Severe flooding swept away cars, uprooted trees and forced evacuations as the Northeast endured another day of driving rain Saturday. But in some places, there was good news — the sun was shining.

Forecasters expected strong winds overnight but said the worst of the heavy rain appeared to be over. Parts of the Northeast have endured more than a foot of rain since Oct. 7.

"We need the sun and the breeze to dry it up a bit, to start raising the spirits of the residents," said Harry Conover, director of emergency management in New Jersey's Monmouth County (search). "These people have been going through this all week and they haven't seen the sun in a long time."

Flooding kept roads and highways shut down Saturday, halted train service and prompted Massachusetts Gov. Mitt Romney (search) to declare a state of emergency, following the lead of New Jersey and New Hampshire.

In Massachusetts alone, the flooding was estimated to have caused more than $6.5 million in damage, Romney said.

The death toll from the storms rose to 11 when a 75-year-old Connecticut man was swept away by rushing water at a campground. Searchers were looking for a woman who fell Saturday into the dangerous rapids of another Connecticut river, and four people in New Hampshire have been missing for a week.

Though the worst rain was over, the region was not out of danger. Flood warnings were in effect in Massachusetts, New Jersey, Rhode Island, Connecticut and New Hampshire (search) as rivers swelled and officials worried that dams might burst.

"We probably got three months of rain in this past week," said Kerry Flaherty, director of emergency management in Connecticut.

Amtrak canceled service in parts of the Northeast Corridor because of high water on the tracks, and flooded highways snarled traffic from Connecticut to New Hampshire. Hundreds of residents were evacuated as rivers overflowed their banks and covered roadways.

"Our whole first floor is gone," said Kay O'Malley, of Spring Lake, N.J., where the sun finally peeked through the clouds.

O'Malley and her 11-year-old daughter Meghan took a canoe to their house to try to salvage some of their belongings.

Flooding in central Massachusetts swept away about 30 cars in an industrial area of Worcester and forced a police officer to climb out his cruiser's window to escape the rising water.
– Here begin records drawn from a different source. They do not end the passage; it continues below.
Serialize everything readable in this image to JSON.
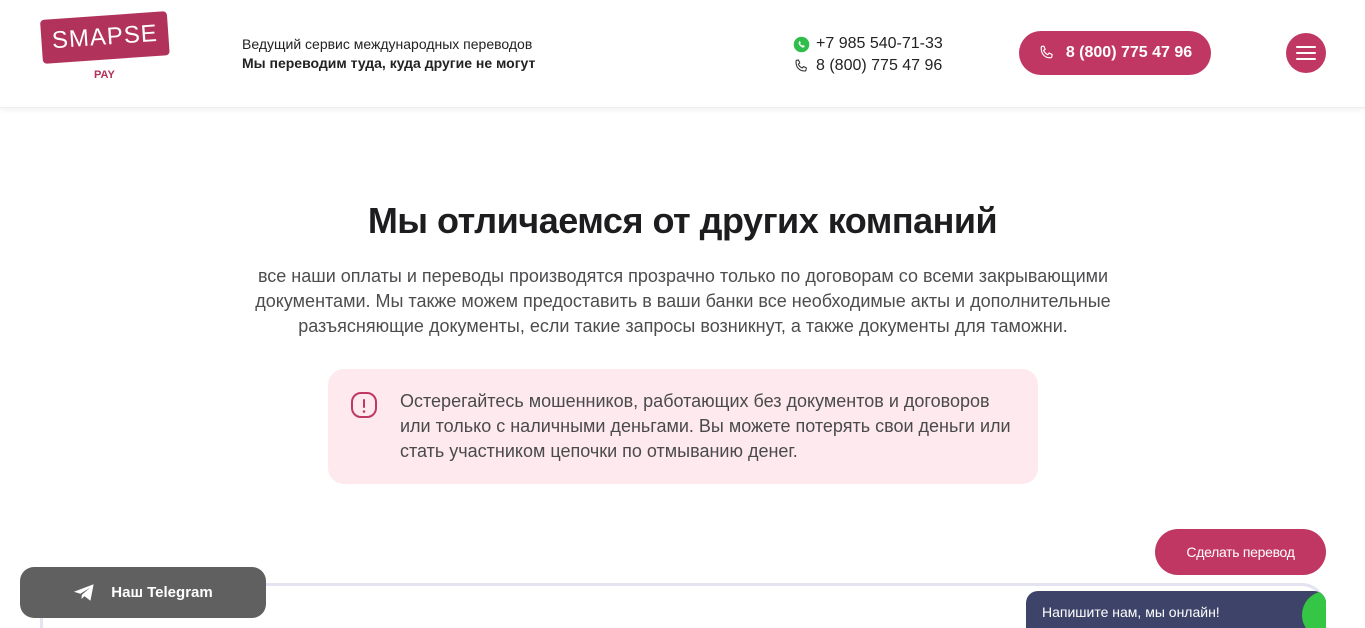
{
  "header": {
    "logo_text": "SMAPSE",
    "logo_sub": "PAY",
    "tagline_line1": "Ведущий сервис международных переводов",
    "tagline_line2": "Мы переводим туда, куда другие не могут",
    "whatsapp_phone": "+7 985 540-71-33",
    "landline_phone": "8 (800) 775 47 96",
    "call_button_label": "8 (800) 775 47 96",
    "menu_icon": "hamburger-icon"
  },
  "main": {
    "title": "Мы отличаемся от других компаний",
    "description": "все наши оплаты и переводы производятся прозрачно только по договорам со всеми закрывающими документами. Мы также можем предоставить в ваши банки все необходимые акты и дополнительные разъясняющие документы, если такие запросы возникнут, а также документы для таможни.",
    "warning_text": "Остерегайтесь мошенников, работающих без документов и договоров или только с наличными деньгами. Вы можете потерять свои деньги или стать участником цепочки по отмыванию денег."
  },
  "floating": {
    "transfer_button_label": "Сделать перевод",
    "telegram_button_label": "Наш Telegram",
    "chat_widget_text": "Напишите нам, мы онлайн!"
  },
  "colors": {
    "accent": "#c13763",
    "logo": "#b1325a",
    "warning_bg": "#fde9ee",
    "telegram_bg": "#606060",
    "chat_bg": "#3e4469",
    "online_dot": "#35c645"
  }
}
Two or three boxcars in a city rail yard also were lifted up by the flooding and pushed into the street, police said. Floodwaters were reported as high as 7 feet in some areas.

Worcester resident Eric Plikunas, 22, and his family sought refuge at Doherty Memorial High School after the roof caved in on his apartment.

"I thought I was dreaming. I woke up and my girlfriend was lying in a puddle of water," he said.

On Interstate 91 just south of Springfield, traffic backed up for miles after deep water forced officials to close the highway in both directions. The southbound lane reopened within hours and the northbound lanes was expected to open late Saturday.

Peter Judge, a spokesman for the Massachusetts EMA, said the agency was prepared to evacuate 6,000 people from Southbridge should dams near the town burst. Southbridge is in central Massachusetts, just north of the Connecticut border.

In Rhode Island, firefighters in Johnston traveled down one street on a motorized boat. Dams in Exeter and Coventry were damaged.

In New Hampshire, many of the 1,300 residents evacuated last weekend from Keene returned home Saturday, but a 500-foot mudslide shut down part of Route 123.

"There's water in the road, water in the basement, literally all over the state," said Jim Van Dongen, spokesman for the New Hampshire Emergency Management Office (search).